SOURCE DATA START

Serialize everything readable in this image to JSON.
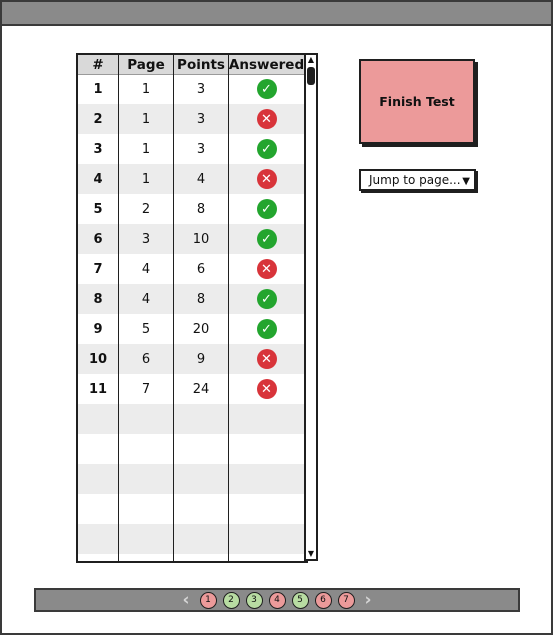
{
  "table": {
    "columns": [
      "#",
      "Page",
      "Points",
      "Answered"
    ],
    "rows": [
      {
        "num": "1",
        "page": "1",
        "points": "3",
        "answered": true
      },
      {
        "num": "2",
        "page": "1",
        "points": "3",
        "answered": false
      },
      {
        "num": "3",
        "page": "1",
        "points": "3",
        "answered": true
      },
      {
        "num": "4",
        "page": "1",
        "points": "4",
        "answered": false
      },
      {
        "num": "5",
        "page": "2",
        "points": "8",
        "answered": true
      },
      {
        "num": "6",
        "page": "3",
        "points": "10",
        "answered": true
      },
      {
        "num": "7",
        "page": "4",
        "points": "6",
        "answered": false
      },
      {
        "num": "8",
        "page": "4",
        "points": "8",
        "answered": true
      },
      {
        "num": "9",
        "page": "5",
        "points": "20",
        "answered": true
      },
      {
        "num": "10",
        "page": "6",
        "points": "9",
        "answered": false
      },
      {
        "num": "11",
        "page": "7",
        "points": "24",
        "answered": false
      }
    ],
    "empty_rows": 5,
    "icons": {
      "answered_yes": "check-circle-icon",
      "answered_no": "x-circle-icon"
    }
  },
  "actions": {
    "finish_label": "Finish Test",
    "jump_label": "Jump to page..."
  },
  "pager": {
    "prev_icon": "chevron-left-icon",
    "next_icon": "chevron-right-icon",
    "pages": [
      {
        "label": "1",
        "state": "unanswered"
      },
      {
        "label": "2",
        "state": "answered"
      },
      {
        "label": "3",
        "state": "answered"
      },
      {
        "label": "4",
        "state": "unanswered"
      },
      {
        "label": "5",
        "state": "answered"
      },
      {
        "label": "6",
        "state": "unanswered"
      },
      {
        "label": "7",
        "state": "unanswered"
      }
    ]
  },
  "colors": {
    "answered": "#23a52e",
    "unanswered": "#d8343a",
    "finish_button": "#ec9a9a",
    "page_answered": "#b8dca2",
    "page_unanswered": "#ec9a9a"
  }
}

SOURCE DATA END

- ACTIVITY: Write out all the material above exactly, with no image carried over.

- REPLY TO THE TASK:
Serialize everything readable in this image to JSON.
{
  "table": {
    "columns": [
      "#",
      "Page",
      "Points",
      "Answered"
    ],
    "rows": [
      {
        "num": "1",
        "page": "1",
        "points": "3",
        "answered": true
      },
      {
        "num": "2",
        "page": "1",
        "points": "3",
        "answered": false
      },
      {
        "num": "3",
        "page": "1",
        "points": "3",
        "answered": true
      },
      {
        "num": "4",
        "page": "1",
        "points": "4",
        "answered": false
      },
      {
        "num": "5",
        "page": "2",
        "points": "8",
        "answered": true
      },
      {
        "num": "6",
        "page": "3",
        "points": "10",
        "answered": true
      },
      {
        "num": "7",
        "page": "4",
        "points": "6",
        "answered": false
      },
      {
        "num": "8",
        "page": "4",
        "points": "8",
        "answered": true
      },
      {
        "num": "9",
        "page": "5",
        "points": "20",
        "answered": true
      },
      {
        "num": "10",
        "page": "6",
        "points": "9",
        "answered": false
      },
      {
        "num": "11",
        "page": "7",
        "points": "24",
        "answered": false
      }
    ],
    "empty_rows": 5,
    "icons": {
      "answered_yes": "check-circle-icon",
      "answered_no": "x-circle-icon"
    }
  },
  "actions": {
    "finish_label": "Finish Test",
    "jump_label": "Jump to page..."
  },
  "pager": {
    "prev_icon": "chevron-left-icon",
    "next_icon": "chevron-right-icon",
    "pages": [
      {
        "label": "1",
        "state": "unanswered"
      },
      {
        "label": "2",
        "state": "answered"
      },
      {
        "label": "3",
        "state": "answered"
      },
      {
        "label": "4",
        "state": "unanswered"
      },
      {
        "label": "5",
        "state": "answered"
      },
      {
        "label": "6",
        "state": "unanswered"
      },
      {
        "label": "7",
        "state": "unanswered"
      }
    ]
  },
  "colors": {
    "answered": "#23a52e",
    "unanswered": "#d8343a",
    "finish_button": "#ec9a9a",
    "page_answered": "#b8dca2",
    "page_unanswered": "#ec9a9a"
  }
}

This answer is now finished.